April 8: Sent back to Casa Grande in a wheelchair. Told by doctor I would never be the same.
Aug. 12, 2012: Celebrating birthday, I lose my balance and put right arm through window. Hospitalized and have permanent damage to arm.
May-April 2013: Recovery is slow. One operation on left ankle, five on right arm (one more is needed). Arthritis hits me in neck and left hip and ankle.
April 1: Friend loses house to foreclosure. Now I’m back on the streets.
Aug. 11: Day before my birthday. Go to hot lunch and visit my friends all afternoon. Come back to camp just before dark. My camp is gone. All my clothing, bedding, paperwork and food are gone.
Aug. 12: Decide to sell food stamps and go on one-week drunk (I was depressed).

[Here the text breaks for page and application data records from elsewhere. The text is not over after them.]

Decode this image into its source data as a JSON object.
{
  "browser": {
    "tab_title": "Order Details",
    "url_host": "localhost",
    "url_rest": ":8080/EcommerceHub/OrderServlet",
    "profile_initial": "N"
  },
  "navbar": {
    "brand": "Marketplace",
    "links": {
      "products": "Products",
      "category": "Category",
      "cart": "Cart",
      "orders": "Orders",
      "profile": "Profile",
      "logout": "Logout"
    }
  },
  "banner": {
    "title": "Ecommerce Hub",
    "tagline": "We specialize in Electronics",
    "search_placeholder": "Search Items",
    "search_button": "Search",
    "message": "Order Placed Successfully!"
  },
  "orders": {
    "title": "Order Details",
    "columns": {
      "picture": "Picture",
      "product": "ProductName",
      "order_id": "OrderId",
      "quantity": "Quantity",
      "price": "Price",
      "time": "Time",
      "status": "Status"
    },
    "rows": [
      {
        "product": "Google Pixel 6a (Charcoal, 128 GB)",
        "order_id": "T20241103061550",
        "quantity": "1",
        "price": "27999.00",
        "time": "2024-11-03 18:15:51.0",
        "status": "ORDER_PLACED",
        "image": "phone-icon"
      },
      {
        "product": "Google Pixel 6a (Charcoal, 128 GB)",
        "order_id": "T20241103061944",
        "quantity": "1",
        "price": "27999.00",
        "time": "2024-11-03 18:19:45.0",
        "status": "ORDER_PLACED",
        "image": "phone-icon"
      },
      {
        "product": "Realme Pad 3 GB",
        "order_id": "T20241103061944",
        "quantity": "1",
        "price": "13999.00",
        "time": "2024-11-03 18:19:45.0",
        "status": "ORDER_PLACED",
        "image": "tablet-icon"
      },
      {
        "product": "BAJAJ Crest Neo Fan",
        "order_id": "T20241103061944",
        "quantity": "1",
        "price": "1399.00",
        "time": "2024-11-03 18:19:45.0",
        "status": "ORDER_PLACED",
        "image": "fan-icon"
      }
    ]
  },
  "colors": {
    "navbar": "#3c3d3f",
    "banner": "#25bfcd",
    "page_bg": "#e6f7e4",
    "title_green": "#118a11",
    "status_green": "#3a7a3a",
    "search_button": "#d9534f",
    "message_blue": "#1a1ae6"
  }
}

Aug. 18: Old friend of mine sees me and talks me into going to Detox. I know I need to change.
Aug. 27: Case worker at Detox tells me about Prescott and asks me if I want to go there. I know I need a new place so I say yes. Arrive here same day, but no beds at shelter. Spend eight days under bridge until bed opens up at shelter.
Sept. 4-23: Start meeting people who tell me about places like Quixote’s Garage, Salvation Army, Open Door, St. Vincent de Paul.
Sept. 23-Oct. 3: Still hitting walls on my ID in spite of everyone’s help. Also, my left ankle starts hurting real bad. Check into hospital Sept. 23 to discover I have a staph infection in ankle due to the metal plates put in my ankle. My body is rejecting the metal, causing the infection. The next day they take the metal out. I am told not to use left foot for 45 days.
Oct. 4-Nov. 18: Sent to Kachina Point in Sedona for physical rehab and more IVs. Social worker there believes who I am and obtains my birth certificate.
Nov. 18: Discharged from Kachina Point and return to Prescott.
Nov. 19-Dec. 30: Try to get Social Security card and am told I need a picture ID before anyone would talk to me. I don’t give up though. Go back to Social Security Dec. 6 and ask for a supervisor who tells me that with a letter from Kachina Point stating my personal info and dates I was there she could approve a card for me. Call Kachina Point to get letter. Receive it Dec. 13 and go to Social Security. No problem; card on the way. Receive card Dec. 20 and get a ride to DMV that day, but am told they need a third form of ID. The clerk is very helpful and asks if I have a health insurance card. Yes, I do, and she hands me my ID.
It took me five years but I finally got it.
- More permanent roof over me.
- Get disability.
- Get eyes fixed so I can get driver’s license.
- Find my kids in Texas.